The 1993 Paramount Pictures film “Fire in the Sky” brought a mysterious tale of abduction by extra-terrestrials to the big screen. But according to 1973 North Penn High School grad, self-taught filmmaker and Radnor Studio Channel 21 host Jennifer W. Stein, they didn’t get the story that inspired the movie completely right.
So Stein — whose program focuses on the Main Line MUFON (Mutual UFO Network) group — sought to revisit a 1975 UFO incident in the Sitgreaves National Forest in Arizona in ways that had not been examined before. The result is the documentary “Travis: The True Story of Travis Walton,” which will be featured in a public screening this weekend in Bryn Mawr, followed by a question-and-answer panel with Stein, her coproducer Bob Terrio and Walton himself.
“There’s no doubt in my mind that it happened as they recounted it,” Stein said of Walton and his six fellow logging workers, who still stand by their story of seeing a 40-foot disk hovering over the crest of a ridge as they were driving home after a day of clearing brush. According to Stein’s film, Walton, who was then 22, jumped from the passenger side of the truck he was riding in with his crew, ran towards the light, thinking it was a fire or a plane crash, and was struck unconscious by a blue beam of light from the craft. Walton went missing for five days and was thought to have been murdered, until he was found in a state of confusion.

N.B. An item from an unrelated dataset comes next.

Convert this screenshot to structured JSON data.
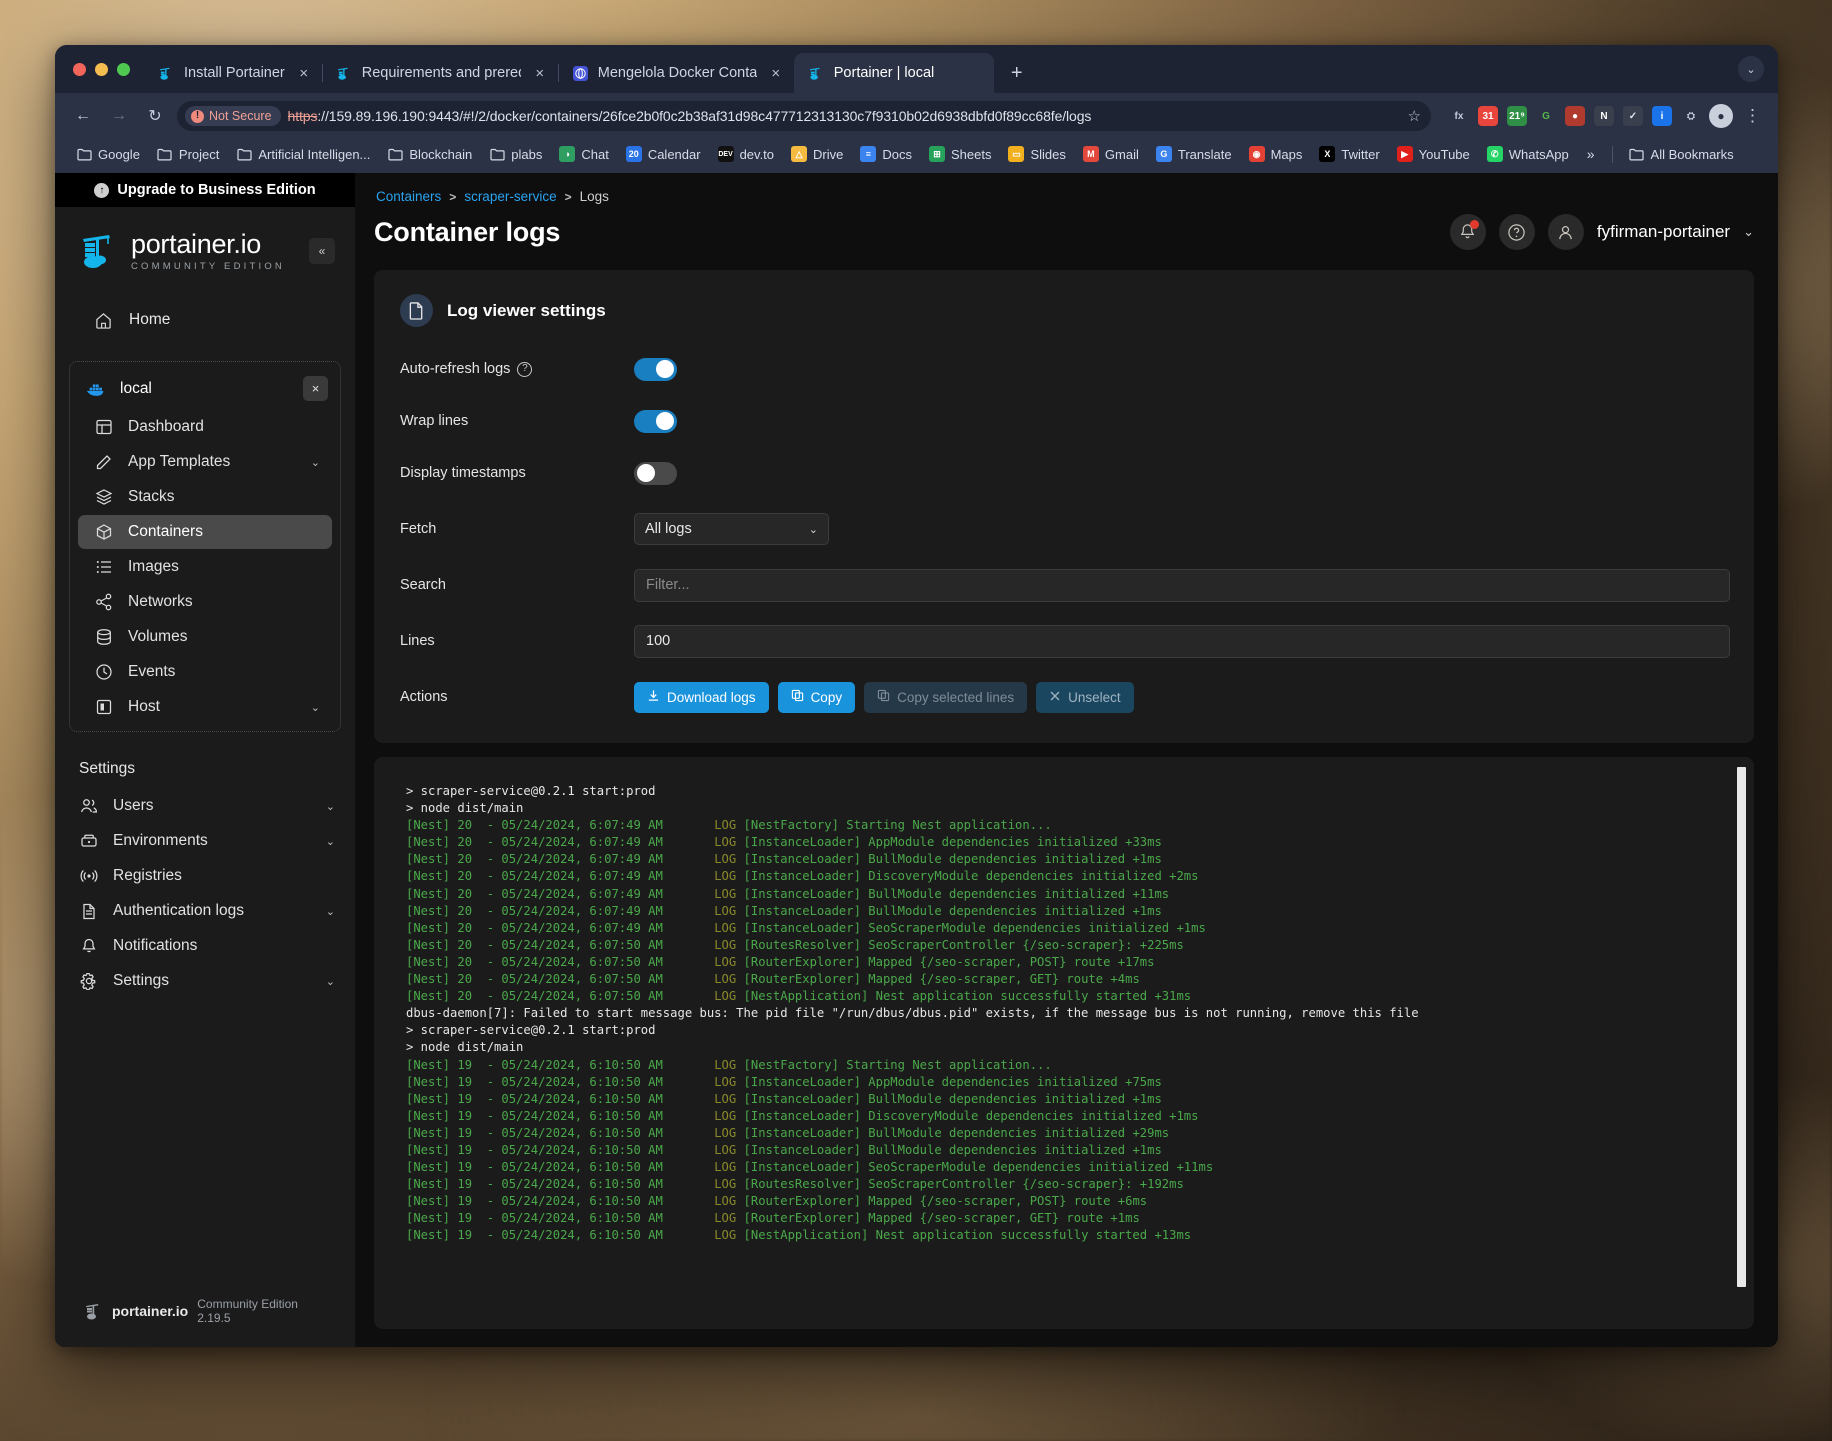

“This story broke in three parts — a missing person, a homicide and a UFO sighting,” said Stein, who claims to have seen a UFO herself in 1975, when she was 19 years old. “Travis is a person who came into contact with extra-terrestrial beings. There’s no reason for him to make this up.”
The men were ridiculed by the locals of Snowflake, Ariz. after word of the strange encounter became public knowledge. “This event destroyed most of their lives. This was not something you talked about. This is a town where they didn’t want media attention,” she said. “I was creating healing by bringing these boys together.”
Among the others that appear on camera in “Travis” is a law enforcement officer that administered polygraph tests to the loggers.
In November 1975 newspaper stories, the Navajo County, Ariz. sheriff’s office said on the record that they doubted the accuracy of Walton’s statement that he was aboard a UFO.
Watch an interview that Stein conducted with Walton for the “Main Line MUFON Television” show on what he recalls from the moments after he approached the UFO at https://www.youtube.com/watch?v=i8iAMaAUAVg&feature=youtu.be.
According to Stein, Walton and his family were not only approached by news media, but were also harassed by paranormal debunkers. One skeptic is Harvard University psychologist Susan A. Clancy, who mentions Walton’s story in her 2005 book “Abducted: How People Come to Believe They Were Kidnapped by Aliens.”
Decide for yourself Oct. 29 after watching “Travis” at the Jack M. Barrack Hebrew Academy. This screening is a benefit for local public access cable channel Radnor Studio Channel 21. See a trailer at www.traviswaltonmovie.com.